Tack the frames together, and plane the edges into agreement on the outside edges, after cleaning off the spare at the ends of the pieces. Then cover them with pieces of perforated zinc overlapping the inside edges by A inch, and held in place by narrow wooden strips of ½ inch by ½ inch wood, neatly mitred at the corners, nailed on top through the zinc. The zinc, which will prevent the sides altering their shape, is outside the frames, to make more room and not interfere with the fitting of shelves.
The t6p and bottom, of -inch boards, 22 inches long, are now nailed or screwed on.
Turn the framework back upwards and make guide marks en the outside of the frame uprights 3 inches from each end. Lay a batten obliquely across the back up to two of these marks, and cut off with a little to spare. Tack one end to the framework; square framework, and tack the other end. The frames can then be marked for the
MEAT SAFE notches to be cut for sinking the bar in flush.
The second strut is laid across the other in the correct position, and frames are over with shellac dissolved in alcohol, which, when dry, forms a hard, transparent skin protecting the metal beneath from the tarnishing effects of the atmosphere.

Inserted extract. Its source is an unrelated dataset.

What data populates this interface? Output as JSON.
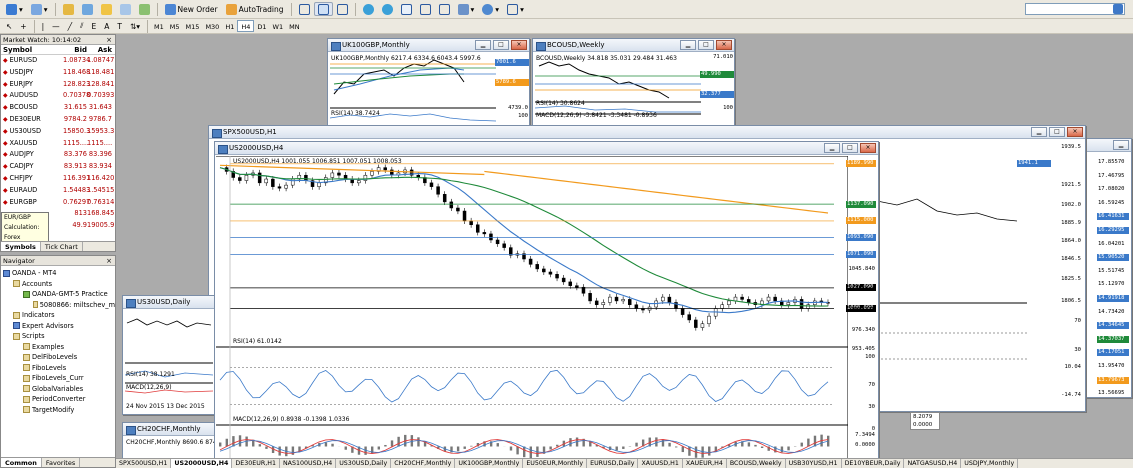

The object of lacquering is to do away with the need for frequent polishing. Brass door-knobs and other articles which are handled frequently will need re lacquering at intervals.
Lacquer for copper or brass is commonly tinted to a golden colour, but clear lacquers, which reveal the natural colour of the metal, are obtainable.
If the article to be lacquered has old lacquer on it, this must be removed by boiling in a solution of carbonate of soda, or brown potash, followed by clean water. It is then prepared for relacquering in the same manner as hitherto unlacquered metal.
– Siile view of Framework of Meat Safe. S S=Enc!s of back struts.
Marked for notches, and both bars for the intersecting halved joint. When the notches and joints have been cut, the struts are put in place, flush with the back, and secured with screws. The back can then be covered with zinc.
The door, which has a flush strut running obliquely upwards from the hinge side, to increase rigidity, should be a bit large to begin with, to allow for planing down to a close fit. It shuts against £-inch by J-inch strips nailed to the sides, top, and bottom behind it. When these have been fixed, the door is hung, and zinced while in the closed position.
Crossbars are nailed to the sides to support one or two movable shelves of the open grid type; and a bar for hooks is fixed an inch below the top.
Metal Lacquering. This process consists of painting brightly-polished metal . _ 1
JK A yS x 1
– Back view after struts have been fitted.
After being thoroughly polished, it is washed in clean water, dried in warm sawdust, and brushed over with a soft brush. During these operations it must not be touched by the fingers, as this would be sure to leave grease on the polished surfaces.
Under one method of lacquering, the object is not warmed until after the lacquer haa been applied, and is then heated until the lacquer distributes itself evenly over the surface and hardens. Another method is to heat the object before brushing it over.
It should be mentioned that one class of lacquers, called cold lacquers, do not require the use of heat at all, but are merely brushed on like wood varnish. Some of them are quite satisfactory; but on the whole hot lacquers are to be preferred. The novice should try both methods of using them.
He will very likely find that applying cold and heating afterwards gives the better results, as the lacquor is then able to spread itself thoroughly before hardening. The object should be turned about repeatedly during the heating, to prevent the lacquer collecting on the lowest part of it.
Use a camel-hair brush for applying lacquer, and do the work by daylight. Be careful not to overheat the lacquer. A tin biscuit-box over a gas ring makes a good heating oven.